Should meat producers have a cow over falling beef profits?
- Tyson Foods, Cargill and other meat packers are seeing profit losses of $82.85 on each head of cattle they slaughter, according to Bloomberg. In the last month, industry analysts have lowered their consensus one-year target price for Tyson’s stock by 1.1%.
- Rising cattle costs and low beef prices are shrinking profit margins. Much of this downward trend is fueled by health-conscious consumers’ substitution of red meat for poultry. Per capita chicken consumption is set to reach 90.4 pounds this year, with per capita beef consumption estimated at only 56.6 pounds.
- Beef is Tyson’s largest meat category by revenue — bringing in $14.5 billion by end-of-year figures on Oct. 1 — but garners the smallest profits. The company saw its beef segment rebound in fiscal 2016 to a $347 million operating profit from a loss of $66 million the year before, but analysts are skeptical of this turnaround’s lasting power.

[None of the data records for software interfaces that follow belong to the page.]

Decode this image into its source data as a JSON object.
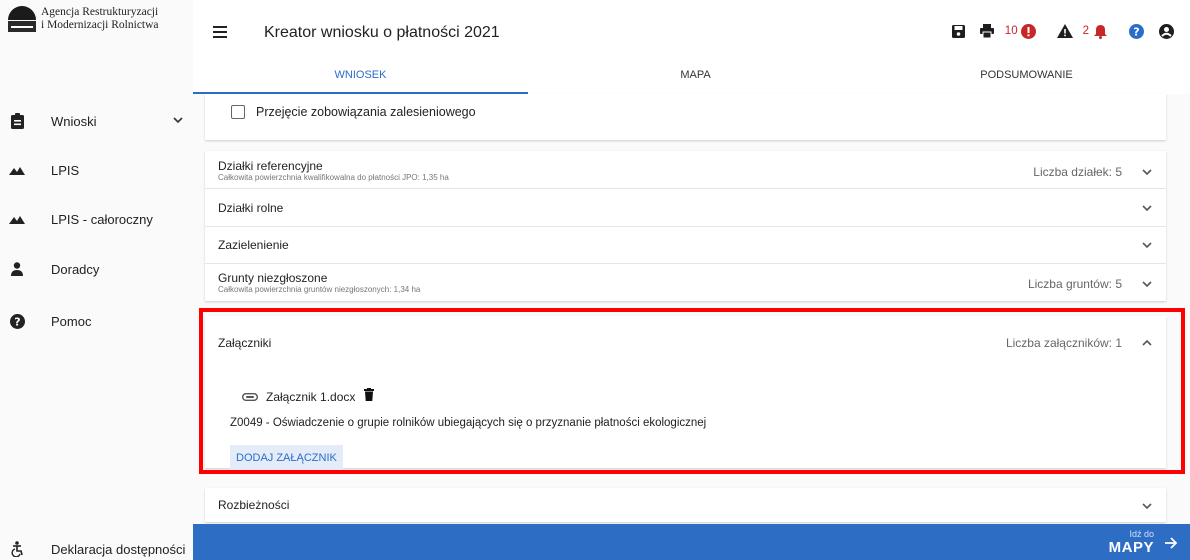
{
  "brand": {
    "line1": "Agencja Restrukturyzacji",
    "line2": "i Modernizacji Rolnictwa",
    "logo_caption": "ARiMR"
  },
  "sidebar": {
    "items": [
      {
        "label": "Wnioski",
        "icon": "clipboard-icon"
      },
      {
        "label": "LPIS",
        "icon": "mountains-icon"
      },
      {
        "label": "LPIS - całoroczny",
        "icon": "mountains-icon"
      },
      {
        "label": "Doradcy",
        "icon": "person-icon"
      },
      {
        "label": "Pomoc",
        "icon": "help-circle-icon"
      }
    ],
    "accessibility": {
      "label": "Deklaracja dostępności",
      "icon": "accessibility-icon"
    }
  },
  "header": {
    "title": "Kreator wniosku o płatności 2021",
    "errors_count": "10",
    "warnings_count": "2"
  },
  "tabs": [
    {
      "label": "WNIOSEK",
      "active": true
    },
    {
      "label": "MAPA",
      "active": false
    },
    {
      "label": "PODSUMOWANIE",
      "active": false
    }
  ],
  "checkbox": {
    "label": "Przejęcie zobowiązania zalesieniowego",
    "checked": false
  },
  "sections": {
    "dzialki_ref": {
      "title": "Działki referencyjne",
      "subtitle": "Całkowita powierzchnia kwalifikowalna do płatności JPO: 1,35 ha",
      "count": "Liczba działek: 5"
    },
    "dzialki_rolne": {
      "title": "Działki rolne"
    },
    "zazielenienie": {
      "title": "Zazielenienie"
    },
    "grunty": {
      "title": "Grunty niezgłoszone",
      "subtitle": "Całkowita powierzchnia gruntów niezgłoszonych: 1,34 ha",
      "count": "Liczba gruntów: 5"
    },
    "zalaczniki": {
      "title": "Załączniki",
      "count": "Liczba załączników: 1",
      "file_name": "Załącznik 1.docx",
      "description": "Z0049 - Oświadczenie o grupie rolników ubiegających się o przyznanie płatności ekologicznej",
      "add_button": "DODAJ ZAŁĄCZNIK"
    },
    "rozbieznosci": {
      "title": "Rozbieżności"
    }
  },
  "footer": {
    "small": "Idź do",
    "big": "MAPY"
  },
  "colors": {
    "accent": "#2d6dc4",
    "error": "#c62828",
    "highlight": "#ff0000"
  }
}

It’s no secret that a growing number of consumers are eating less meat, or giving it up entirely. The rise of flexitarian and vegan diets have spurred manufacturers to produce meat-free alternative products, making it easier for consumers to explore vegetarian options.
These falling price predictions are partially based on typical weather conditions, according the U.S. Department of Agriculture’s Economic Research Service. Weather-related setbacks or disease outbreaks could alter this outlook, but that won’t combat waning consumer interest in the beef category for long.
Red meat is often seen as a greater health risk than poultry, so poultry suppliers are better equipped to compete with alternative proteins — one of today’s fastest-growing consumer health trends and an increasingly powerful segment. And though Tyson is benefiting from recent increases in chicken consumption, consumer distrust of red meat could soon become a major blow to the company.
This could be why Tyson was the first major meat company to invest in a plant-based protein company. Tyson acquired a 5% stake in Beyond Meat in October, signaling its awareness of the growing power of meat alternatives.
Tyson has a track record of staying ahead of consumer trends and adapting its portfolio to meet consumer demands, but it will be interesting see how it, and other meat packers, react to a potentially tumultuous year for beef.
Follow Emma Liem on Twitter